The relatives had a very sketchy understanding as to what this involved and so I explained the nature of the prayers of commendation. They were aghast. That wasn’t what they wanted at all. There was to be no mention of the dreaded word “death.” Their relative was in a coma, but that didn’t matter. They didn’t want to hear that word, and what’s more, they didn’t want to be present when prayers were said.  I think they wanted magic, and perhaps I was the man with the wand.

I tried to explain that their grand-dad wasn’t afraid of death. I tried to explain that sometimes, real healing can come through death, but my words fell onto closed ears.

Now, this kind of situation is difficult for me to face, because I know that love is stronger than death; and I want other people to know this as well. This is the Christian message. It’s not all about singing hymns, and sprinkling holy water, it’s about love.

I want men and women to be set free from the fear of death, and to know that the God who created the Universe, and everything in it, including you and me, is a God of love who would never bring any of his creatures into being just to snuff their lives out after however many years.
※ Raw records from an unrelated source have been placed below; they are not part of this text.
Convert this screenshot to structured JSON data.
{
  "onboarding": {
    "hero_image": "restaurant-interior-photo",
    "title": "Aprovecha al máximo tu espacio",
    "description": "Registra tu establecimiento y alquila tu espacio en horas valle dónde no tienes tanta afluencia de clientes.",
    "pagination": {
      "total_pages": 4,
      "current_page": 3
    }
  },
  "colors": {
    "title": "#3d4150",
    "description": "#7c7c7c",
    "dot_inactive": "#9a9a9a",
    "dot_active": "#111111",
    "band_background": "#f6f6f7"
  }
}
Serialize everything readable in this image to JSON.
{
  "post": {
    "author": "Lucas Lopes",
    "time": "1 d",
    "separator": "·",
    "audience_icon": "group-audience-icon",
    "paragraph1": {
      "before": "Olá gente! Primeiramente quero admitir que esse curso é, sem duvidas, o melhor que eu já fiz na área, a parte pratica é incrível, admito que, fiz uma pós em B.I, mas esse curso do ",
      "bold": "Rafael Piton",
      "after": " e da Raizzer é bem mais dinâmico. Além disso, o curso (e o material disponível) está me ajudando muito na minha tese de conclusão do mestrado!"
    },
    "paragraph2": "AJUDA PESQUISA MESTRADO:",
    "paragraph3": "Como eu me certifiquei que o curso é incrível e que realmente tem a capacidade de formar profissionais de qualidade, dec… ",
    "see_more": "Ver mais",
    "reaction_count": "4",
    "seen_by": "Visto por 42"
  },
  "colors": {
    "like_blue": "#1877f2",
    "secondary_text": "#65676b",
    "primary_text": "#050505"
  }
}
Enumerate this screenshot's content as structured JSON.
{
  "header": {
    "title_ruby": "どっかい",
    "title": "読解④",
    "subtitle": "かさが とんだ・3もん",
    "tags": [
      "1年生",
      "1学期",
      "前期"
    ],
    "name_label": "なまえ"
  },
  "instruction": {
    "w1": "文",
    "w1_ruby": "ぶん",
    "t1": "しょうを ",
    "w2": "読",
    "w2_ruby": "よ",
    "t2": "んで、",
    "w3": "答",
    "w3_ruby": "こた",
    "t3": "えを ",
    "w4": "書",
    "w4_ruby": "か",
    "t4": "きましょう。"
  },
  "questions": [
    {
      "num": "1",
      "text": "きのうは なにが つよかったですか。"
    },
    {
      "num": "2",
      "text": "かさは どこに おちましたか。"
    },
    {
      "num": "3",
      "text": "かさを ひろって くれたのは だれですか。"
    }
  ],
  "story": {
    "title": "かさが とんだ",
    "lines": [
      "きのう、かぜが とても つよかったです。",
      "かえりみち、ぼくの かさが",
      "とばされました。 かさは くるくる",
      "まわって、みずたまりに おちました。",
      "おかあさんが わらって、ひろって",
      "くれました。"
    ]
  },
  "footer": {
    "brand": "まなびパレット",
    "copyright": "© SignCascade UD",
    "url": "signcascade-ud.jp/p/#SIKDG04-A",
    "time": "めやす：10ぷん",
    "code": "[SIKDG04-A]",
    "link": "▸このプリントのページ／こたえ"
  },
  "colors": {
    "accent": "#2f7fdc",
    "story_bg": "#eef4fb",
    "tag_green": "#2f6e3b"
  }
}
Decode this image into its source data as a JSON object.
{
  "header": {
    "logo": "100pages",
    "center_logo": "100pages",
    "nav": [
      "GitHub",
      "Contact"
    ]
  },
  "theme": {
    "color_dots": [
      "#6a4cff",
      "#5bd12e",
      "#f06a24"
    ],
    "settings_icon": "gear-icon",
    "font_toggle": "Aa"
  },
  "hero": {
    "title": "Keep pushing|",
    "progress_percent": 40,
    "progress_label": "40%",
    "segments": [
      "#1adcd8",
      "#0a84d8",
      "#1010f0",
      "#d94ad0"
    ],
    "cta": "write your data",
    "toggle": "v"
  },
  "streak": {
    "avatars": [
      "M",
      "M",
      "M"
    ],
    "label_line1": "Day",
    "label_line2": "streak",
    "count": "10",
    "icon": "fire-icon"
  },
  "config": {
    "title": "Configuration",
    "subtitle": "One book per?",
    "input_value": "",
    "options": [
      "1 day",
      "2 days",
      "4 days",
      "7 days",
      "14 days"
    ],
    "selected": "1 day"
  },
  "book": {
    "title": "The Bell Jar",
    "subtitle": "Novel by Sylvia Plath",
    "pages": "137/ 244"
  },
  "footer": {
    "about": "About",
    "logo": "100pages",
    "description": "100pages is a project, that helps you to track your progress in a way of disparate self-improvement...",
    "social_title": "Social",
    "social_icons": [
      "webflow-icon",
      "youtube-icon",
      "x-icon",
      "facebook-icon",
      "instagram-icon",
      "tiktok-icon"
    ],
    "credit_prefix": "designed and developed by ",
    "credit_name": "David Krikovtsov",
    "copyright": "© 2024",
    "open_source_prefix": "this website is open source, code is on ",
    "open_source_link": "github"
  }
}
I want men and women to know that Jesus is alive today and that he’s to be met through the lives of ordinary people, who like him will also pass right through death. Yes, some of them may appear to be holy do-gooders but I rather expect that most of them will be ordinary men and women; people who laugh and cry and eat and drink and yes, tell jokes as well; people who sometimes let the side down, but through whom we can also see Jesus at work. Beggars, if you like, showing other beggars where to get bread.

The resurrection of Jesus is a mystery of course; but it can explain many things. And one of them is that God’s love is stronger than death. Death has been shown up to be an imposter, and we know this because Jesus appeared to his friends who loved him.

Now, perhaps you feel that your faith would be a lot stronger if you too, could have a personal experience of the risen Christ. Well, if that is the case, then remember you’re much more likely to meet Christ when you’re in the company of other Christians.

It’s when we’re at our lowest; when we really don’t feel much like going to church at all, that we most need to be there. It’s when we’re in the company of others, doing what Jesus told us to do at the Last Supper, that we’re most likely to meet him. It’s when we recognise our broken-ness and our dependence on God and each other; it’s when we see in the broken bread and the poured out wine, the sign of God bleeding and dying for us in Jesus, that his presence is likely to be sensed and indeed felt.  It is a presence which transcends the Jesus of history and yet makes him present to us in the Christ of faith.

The resurrection appearances stopped some six weeks after Easter; they had to stop in order that Jesus could be made present to everybody. But Jesus isn’t just a figure from history who we can read about in the Bible.  He’s alive in a way which transcends flesh and blood, and he wants to relate to all who will respond to him. And you may believe this, first of all, because of the witness of the gospels. No other explanation can do justice to the facts.

And once you accept this, once you decide to take God at his word, despite all of your honest doubts; then you’ll meet Jesus, and words will never do justice to your experience. Your life will begin to be turned upside down, as you begin to see more clearly than ever before how the God of love is made present to us. How he reveals himself to us through a suffering servant who’ll take many forms to make his presence real. A presence which will always say to you: “Even though you die, you will live”. I went back to the High Dependency Unit later that day. The relatives had gone. I blessed Roy, and commended him to God.  He knows that now; may he rest in peace. Amen.